When we started hosting district leaders from across the state and nation, the demand grew at such an overwhelming rate, we needed to find a better way to get our system in front of more eyes. I called my team together, expressed my vision, and they helped make it happen. From there, the Personalized Learning Summit was born.
Cook had modest expectations for this pilot summit. Even if just a handful of people expressed interest, it would provide an “off-season” opportunity for leaders to learn about Taylor County’s approach, all while being far less constrained by their inflexible schedules during the typical school year.
I originally expected 20-40 people to attend, considering this would be its first year and it was taking place during the peak of summer vacation season. However, we had over 200 people in attendance, including presenters, our panel, and our student ambassadors.
The summit afforded Cook and his team the opportunity to peel back the system’s intricate layers that are less visible through simple classroom observation. Every stakeholder within the Taylor County community was able to shed light on the questions all districts have when assessing whether or not they would like to commit to education transformation in their environments back home.
We had individual hour-long sessions led by our own teachers that focused on each spoke of the wheel. This included live demonstrative teaching where our attendees could actually see how the different methods of teaching and learning work; how our teachers move around their classrooms with the ability to sit one-on-one with students and focus on each individual need. Although having the opportunity to direct a variety of questions to our front-line leaders, we needed the voices of our parents and learners represented. Our parent/student panel provided our guests with the opportunity to ask questions and get real life answers about the concerns our parents and learners had at the beginning of the transformation process. This panel showed other superintendents, principals, board members, and teachers that it is normal to have some concerns in the beginning, but, with the right leadership and plan of action, this innovative way of learning will enhance their learners’ success in the future.
What did the attendees have to say? They were excited to hear from students about their experiences, witness live teaching demonstrations, and talk one-on-one with Taylor County teachers.
Superintendent, Taylor County School District
After it was all said and done, Cook couldn’t help but feel optimistic about the positive impact the Taylor County framework will have on other districts this school year. The energy in the room was euphoric and the positive reviews they received in their anonymous, post-summit survey further proved the event’s value.

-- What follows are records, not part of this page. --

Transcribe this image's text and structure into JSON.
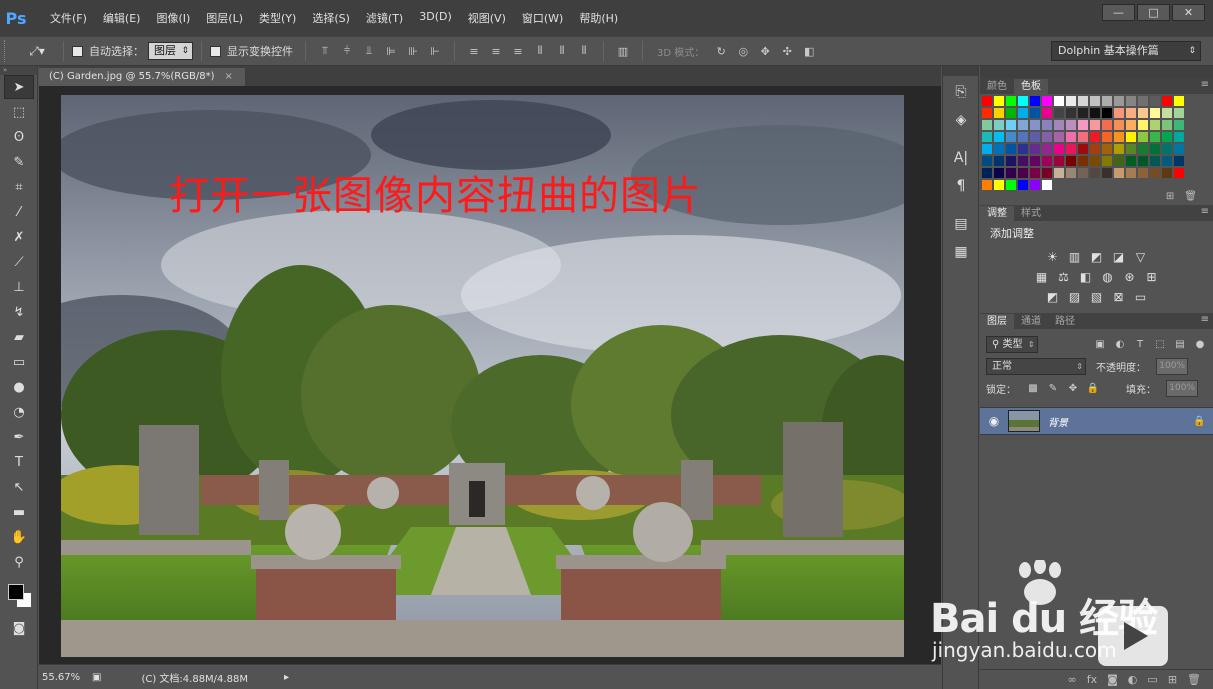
{
  "app": {
    "logo": "Ps"
  },
  "menu": [
    "文件(F)",
    "编辑(E)",
    "图像(I)",
    "图层(L)",
    "类型(Y)",
    "选择(S)",
    "滤镜(T)",
    "3D(D)",
    "视图(V)",
    "窗口(W)",
    "帮助(H)"
  ],
  "window_controls": [
    "—",
    "□",
    "✕"
  ],
  "options": {
    "auto_select_label": "自动选择：",
    "auto_select_value": "图层",
    "show_transform_label": "显示变换控件",
    "mode3d_label": "3D 模式：",
    "workspace": "Dolphin 基本操作篇"
  },
  "document": {
    "tab_title": "(C) Garden.jpg @ 55.7%(RGB/8*)",
    "overlay_text": "打开一张图像内容扭曲的图片"
  },
  "status": {
    "zoom": "55.67%",
    "doc_info": "(C) 文档:4.88M/4.88M"
  },
  "panels": {
    "color_tabs": [
      "颜色",
      "色板"
    ],
    "adjust_tabs": [
      "调整",
      "样式"
    ],
    "add_adjustment": "添加调整",
    "layer_tabs": [
      "图层",
      "通道",
      "路径"
    ],
    "filter_kind": "类型",
    "blend_mode": "正常",
    "opacity_label": "不透明度：",
    "opacity_value": "100%",
    "lock_label": "锁定：",
    "fill_label": "填充：",
    "fill_value": "100%",
    "layer_name": "背景"
  },
  "swatch_colors": [
    "#ff0000",
    "#ffff00",
    "#00ff00",
    "#00ffff",
    "#0000ff",
    "#ff00ff",
    "#ffffff",
    "#ebebeb",
    "#d6d6d6",
    "#c2c2c2",
    "#adadad",
    "#999999",
    "#858585",
    "#707070",
    "#5c5c5c",
    "#ff0000",
    "#ffff00",
    "#ff2a00",
    "#f9d100",
    "#00b600",
    "#00aeef",
    "#0054a6",
    "#ec008c",
    "#444444",
    "#333333",
    "#222222",
    "#111111",
    "#000000",
    "#f7977a",
    "#f9ad81",
    "#fdc68a",
    "#fff79a",
    "#c4df9b",
    "#a3d39c",
    "#82ca9d",
    "#7bcdc8",
    "#6ecff6",
    "#7ea7d8",
    "#8493ca",
    "#8882be",
    "#a187be",
    "#bc8dbf",
    "#f49ac2",
    "#f6989d",
    "#f26c4f",
    "#f68e55",
    "#fbaf5c",
    "#fff467",
    "#acd372",
    "#7cc576",
    "#3bb878",
    "#1abbb4",
    "#00bff3",
    "#438ccb",
    "#5574b9",
    "#605ca8",
    "#855fa8",
    "#a763a8",
    "#f06ea9",
    "#f26d7d",
    "#ed1c24",
    "#f26522",
    "#f7941d",
    "#fff200",
    "#8dc63f",
    "#39b54a",
    "#00a651",
    "#00a99d",
    "#00aeef",
    "#0072bc",
    "#0054a6",
    "#2e3192",
    "#662d91",
    "#92278f",
    "#ec008c",
    "#ed145b",
    "#9e0b0f",
    "#a0410d",
    "#a36209",
    "#aba000",
    "#598527",
    "#1a7b30",
    "#007236",
    "#00746b",
    "#0076a3",
    "#004b80",
    "#003471",
    "#1b1464",
    "#440e62",
    "#630460",
    "#9e005d",
    "#9e0039",
    "#790000",
    "#7b2e00",
    "#7d4900",
    "#827b00",
    "#406618",
    "#005e20",
    "#005826",
    "#005952",
    "#005b7f",
    "#003663",
    "#002157",
    "#0d004c",
    "#32004b",
    "#4b0049",
    "#7b0046",
    "#7a0026",
    "#c7b299",
    "#998675",
    "#736357",
    "#534741",
    "#37302d",
    "#c69c6d",
    "#a67c52",
    "#8c6239",
    "#754c24",
    "#603913",
    "#ff0000",
    "#ff7f00",
    "#ffff00",
    "#00ff00",
    "#0000ff",
    "#8b00ff",
    "#ffffff"
  ]
}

I’m proud of our teachers, staff, parents, students, and board members that made this event possible. Without the collaboration of our team, this vision would not be possible. I’m excited for the school districts that attended the summit, and I look forward to hearing their success stories of Personalized Learning and Performance-Based Education for their students.

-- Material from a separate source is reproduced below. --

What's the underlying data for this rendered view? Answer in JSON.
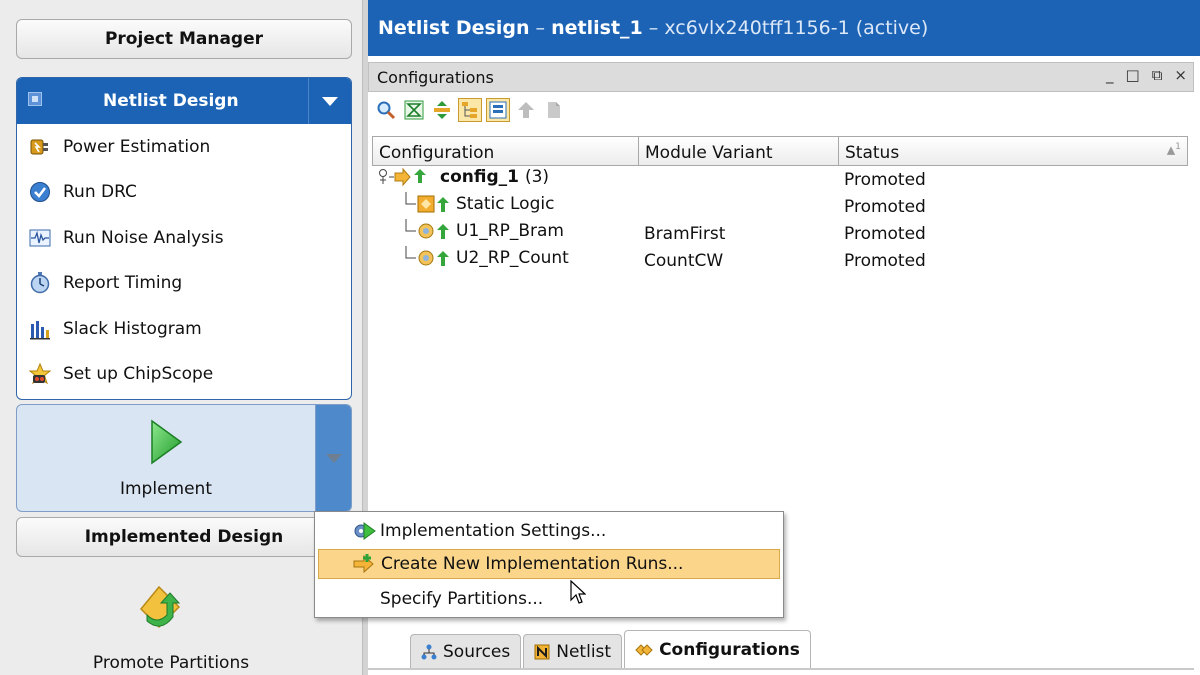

As the stories roll in and the calendar turns over to a new year, we look forward to hearing about the impact TCSD has made around the nation and what they have in store for their second annual Personalized Learning Summit. And, we can’t wait for this idea of local environments hosting national learning summits to catch on!